10:49 AM. Just got a visit from the man himself, Harvey Ruvin, Clerk of the Courts. He told everyone he appreciated everyone being here and that he understood everyone had things to do and that he wanted to simply just say thanks. That was cool. He didn’t have to do that, but did. And the movie wasn’t paused, so it was unannounced. Still just sitting here. That was a good break from the monotony. The Proposal just ended.
11:46 AM. I have escaped to the ‘quiet room’ where it’s just that…quiet. They have power strips and I’m in need of power for my devices. Just as I sit down, they say we’re released for lunch. EARLY!? Wow. It is a slow week. I called Tara and she’ll be meeting me at a local establishment for lunch. That’s what’s nice about your girlfriend working overnights. Free for lunch every day even if it’s not even noon yet. We have to be back by 1:00pm. I’m sure that’s when I’ll get mine. More to come. Lunch break.
12:54 PM. Back in the Pool. Had a nice lunch at Granny’s Feelgood restaurant down the street. It has since started to rain. The remaining potential jurors have returned to their favorite chair. I am in the holding tank (or quiet room as it’s called) because there is a power strip and, well, quiet. I sit and wonder how long I’ll be here. It got me thinking how long the longest trial was – a whopping 7 years costing $15 million. Wow:
The McMartin preschool trial was a day care sexual abuse case of the 1980s. Members of the McMartin family, who operated a preschool in California, were charged with numerous acts of sexual abuse of children in their care. Accusations were made in 1983. Arrests and the pretrial investigation ran from 1984 to 1987, and the trial ran from 1987 to 1990. After six years of criminal trials, no convictions were obtained, and all charges were dropped in 1990. When the trial ended in 1990 it had been the longest and most expensive criminal trial in American history.The case was part of day care sex abuse hysteria, a moral panic over alleged Satanic ritual abuse in the 1980s and early 1990s.
Meanwhile, my wait continues. Lets hope it’s not 7 years.
1:38 PM. Methinks we’re in for the long haul until 5:00 today. Getting some good work done on the laptop. They said bring a book and a sweater. I brought the following:
- iPhone 4S with charging cable
- MacBook Pro with charging cable
- Verizon JetPack 4G LTE with charging cable (Allows for my own internet network anywhere – thing is amazing.)
- iPad 3 (my ‘book’)
- Pad, paper and 1 Uni-ball Vision pen (Micro, not fine.
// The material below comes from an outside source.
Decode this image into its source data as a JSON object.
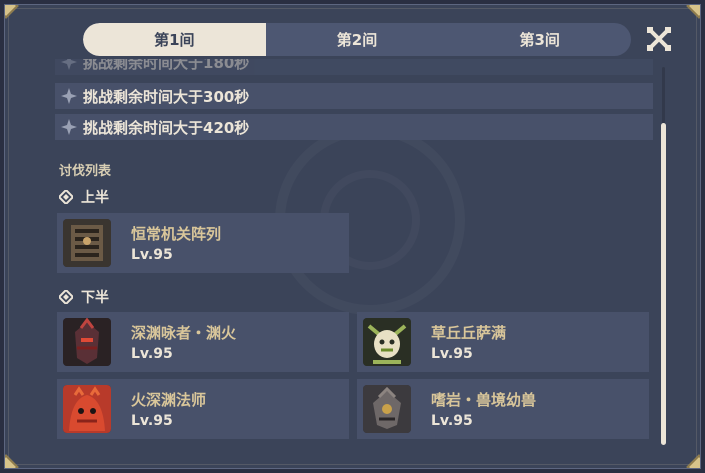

Always go Micro)
- Joker Media business cards.
- CBS business cards (Unnecessary leftovers)
- Sweater (I listened)
- Bottle of water
- 4 mints (all have been consumed)
There’s one guy in the pool who has been sleeping since we got here. I kinda want to ask him what he did last night. He’s dunzo. Oh, guess what?! Still waiting.
2:14 PM. My name has been called.
2:18 PM. Hooray! Our group was notified that we could go home and we’ve fulfilled our duties. But there’s a catch. You have to give up the $15.00. If not, you must stay all day to collect your compensation. Man, tough decision. But I think I’ll head home.
While uneventful, it was good to see a little bit of how our judicial system works from a juror’s eyes. I’ve seen it from the media perspective many times. So this was a nice change.
And while I won’t be collecting my $15.00 check, or sitting through a 7-year trial at this point, I received a certificate stating I have fulfilled my obligation as an American citizen (for now). 6 hours and 18 minutes later.
God Bless America. Have a good Thanksgiving week and please try not to make your way into the judicial system… juror or otherwise.
What a great read!!! I really enjoyed this article Josh!
I delved into your nice full day description as I have been selected myself All I have to say is, even if I end up there all day I hope my day goes almost like yours, uneventful. Who wants to be stuck in a jury for a day or longer and having to make the harsh decision of convicting (or not) a fellow citizen. I understand very well it’s our civic duty, I’ve done it before, but it is not something I can say I was thrilled to do or wanted to repeat.
Good luck! Hope it is uneventful. I had a lot of time to do nothing so I’m glad you took some time to read this post. All a part of life, I guess. Thanks for the comment.